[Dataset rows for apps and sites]
━━━━━━━━━━━━━━━━
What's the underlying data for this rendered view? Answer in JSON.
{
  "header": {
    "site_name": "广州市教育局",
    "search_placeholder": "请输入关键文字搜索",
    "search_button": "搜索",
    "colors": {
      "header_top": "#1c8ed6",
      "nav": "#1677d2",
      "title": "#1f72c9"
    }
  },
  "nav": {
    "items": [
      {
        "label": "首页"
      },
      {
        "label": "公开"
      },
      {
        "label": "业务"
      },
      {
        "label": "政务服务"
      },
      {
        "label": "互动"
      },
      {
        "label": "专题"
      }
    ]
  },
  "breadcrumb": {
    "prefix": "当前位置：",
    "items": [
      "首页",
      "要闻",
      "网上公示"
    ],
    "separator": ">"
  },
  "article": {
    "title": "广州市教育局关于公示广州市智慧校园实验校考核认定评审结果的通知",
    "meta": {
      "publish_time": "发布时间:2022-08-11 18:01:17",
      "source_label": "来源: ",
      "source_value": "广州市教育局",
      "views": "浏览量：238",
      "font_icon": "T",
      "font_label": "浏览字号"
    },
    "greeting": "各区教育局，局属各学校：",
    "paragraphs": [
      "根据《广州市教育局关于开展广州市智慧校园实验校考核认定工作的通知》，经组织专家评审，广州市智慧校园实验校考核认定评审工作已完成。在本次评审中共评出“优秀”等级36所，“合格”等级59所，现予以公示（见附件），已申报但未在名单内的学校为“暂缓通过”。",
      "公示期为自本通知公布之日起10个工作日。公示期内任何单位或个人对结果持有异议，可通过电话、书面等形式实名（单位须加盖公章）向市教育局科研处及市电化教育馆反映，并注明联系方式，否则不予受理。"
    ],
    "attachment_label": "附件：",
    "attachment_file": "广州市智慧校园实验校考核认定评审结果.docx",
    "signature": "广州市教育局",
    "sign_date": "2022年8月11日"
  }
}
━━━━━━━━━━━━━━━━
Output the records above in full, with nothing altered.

What's the underlying data for this rendered view? Answer in JSON.
{
  "header": {
    "site_name": "广州市教育局",
    "search_placeholder": "请输入关键文字搜索",
    "search_button": "搜索",
    "colors": {
      "header_top": "#1c8ed6",
      "nav": "#1677d2",
      "title": "#1f72c9"
    }
  },
  "nav": {
    "items": [
      {
        "label": "首页"
      },
      {
        "label": "公开"
      },
      {
        "label": "业务"
      },
      {
        "label": "政务服务"
      },
      {
        "label": "互动"
      },
      {
        "label": "专题"
      }
    ]
  },
  "breadcrumb": {
    "prefix": "当前位置：",
    "items": [
      "首页",
      "要闻",
      "网上公示"
    ],
    "separator": ">"
  },
  "article": {
    "title": "广州市教育局关于公示广州市智慧校园实验校考核认定评审结果的通知",
    "meta": {
      "publish_time": "发布时间:2022-08-11 18:01:17",
      "source_label": "来源: ",
      "source_value": "广州市教育局",
      "views": "浏览量：238",
      "font_icon": "T",
      "font_label": "浏览字号"
    },
    "greeting": "各区教育局，局属各学校：",
    "paragraphs": [
      "根据《广州市教育局关于开展广州市智慧校园实验校考核认定工作的通知》，经组织专家评审，广州市智慧校园实验校考核认定评审工作已完成。在本次评审中共评出“优秀”等级36所，“合格”等级59所，现予以公示（见附件），已申报但未在名单内的学校为“暂缓通过”。",
      "公示期为自本通知公布之日起10个工作日。公示期内任何单位或个人对结果持有异议，可通过电话、书面等形式实名（单位须加盖公章）向市教育局科研处及市电化教育馆反映，并注明联系方式，否则不予受理。"
    ],
    "attachment_label": "附件：",
    "attachment_file": "广州市智慧校园实验校考核认定评审结果.docx",
    "signature": "广州市教育局",
    "sign_date": "2022年8月11日"
  }
}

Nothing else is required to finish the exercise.